March 29, 2023

New signage to be added along the #3 and #82 routes, bringing accessibility enhancements to a total of 14 bus routes.


Following the successful roll-out of initial pilot plans, the Chicago Transit Authority (CTA) today announced it will be expanding its tactile bus sign program, adding accessible signage along two additional bus routes this spring. The signs are designed to make stops easier to identify for riders who are blind or low vision.

The CTA will now add signs along the #3 King Drive and #82 Kimball/Homan routes. Selection of the pilot routes was informed by a focus group that included representatives from multiple disability organizations, CTA’s ADA Advisory Committee, the Mayor’s Office for People with Disabilities and Metra.

In August 2022, the CTA launched the pilot and has since added more than 1,300 tactile signs along the original 12 pilot routes:

  • #4 Cottage Grove
  • #X4 Cottage Grove Express
  • #9 Ashland
  • #X9 Ashland Express
  • #12 Roosevelt
  • #20 Madison
  • #49 Western
  • #X49 Western Express
  • #63 63rd
  • #66 Chicago
  • #79 79th
  • #157 Streeterville/Taylor

Each route was intentionally selected based on a number of factors including: proximity to blind services and hospitals, ridership demographics and the number of connections to other bus and rail lines.

The original concept for the pilot was based on feedback CTA received from customers who are blind, low vision and DeafBlin

The signs, which are 4” X 6.5”, feature the words “BUS STOP” in Braille and raised type face. The tactile signs will be centered on the pole of the existing bus stop, between 48” and 60” from ground level, and positioned in the direction of travel of the approaching bus. 

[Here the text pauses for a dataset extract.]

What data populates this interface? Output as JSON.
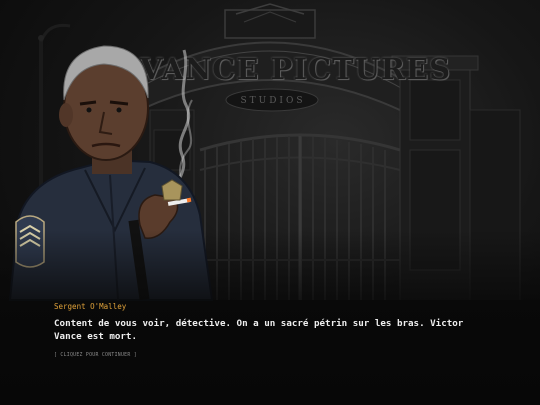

Although these tactile signs are not required by Americans with Disabilities Act, the CTA strives to address transportation barriers experienced by individuals of all abilities. The installation of tactile signage at bus stops complements the CTA’s All Station Accessibility Program, a plan to make all 145 rail stations accessible by 2038, and highlights the agency’s commitment to accessibility, as well as finding new and innovative ways to make taking public transit easier and more convenient for everyone. 

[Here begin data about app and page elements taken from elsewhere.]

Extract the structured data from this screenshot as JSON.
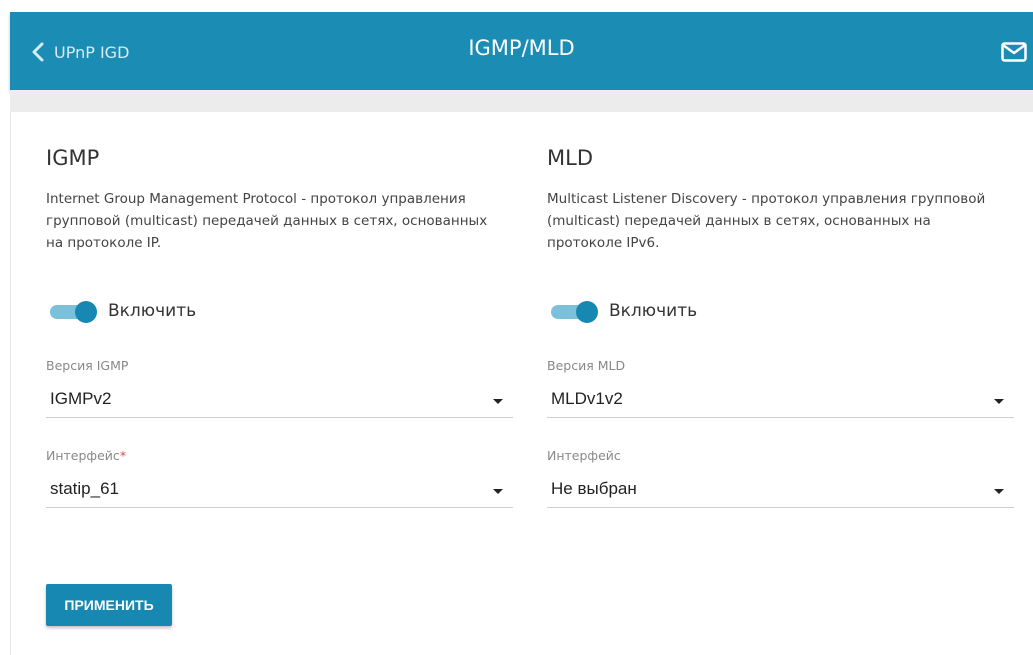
{
  "header": {
    "back_label": "UPnP IGD",
    "title": "IGMP/MLD"
  },
  "igmp": {
    "title": "IGMP",
    "description": "Internet Group Management Protocol - протокол управления групповой (multicast) передачей данных в сетях, основанных на протоколе IP.",
    "enable_label": "Включить",
    "enabled": true,
    "version_label": "Версия IGMP",
    "version_value": "IGMPv2",
    "interface_label": "Интерфейс",
    "interface_required_mark": "*",
    "interface_value": "statip_61"
  },
  "mld": {
    "title": "MLD",
    "description": "Multicast Listener Discovery - протокол управления групповой (multicast) передачей данных в сетях, основанных на протоколе IPv6.",
    "enable_label": "Включить",
    "enabled": true,
    "version_label": "Версия MLD",
    "version_value": "MLDv1v2",
    "interface_label": "Интерфейс",
    "interface_value": "Не выбран"
  },
  "apply_label": "ПРИМЕНИТЬ",
  "icons": {
    "back": "chevron-left-icon",
    "mail": "mail-icon",
    "dropdown": "caret-down-icon"
  },
  "colors": {
    "primary": "#1b8db4",
    "toggle_track": "#7cc1db",
    "toggle_knob": "#1688b2",
    "required": "#e04b4b"
  }
}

The pilot program was funded in part by the Section 5310 Enhanced Mobility of Seniors and Individuals with Disabilities Grant, which awarded the CTA with $380,350 for the project. The expansion of the pilot is covered by the original project funding.

For more information about CTA’s commitment to accessibility, or to view the All Station Accessibility Program, please visit: https://www.transitchicago.com/accessibility/asap/ 

# # #





Back to news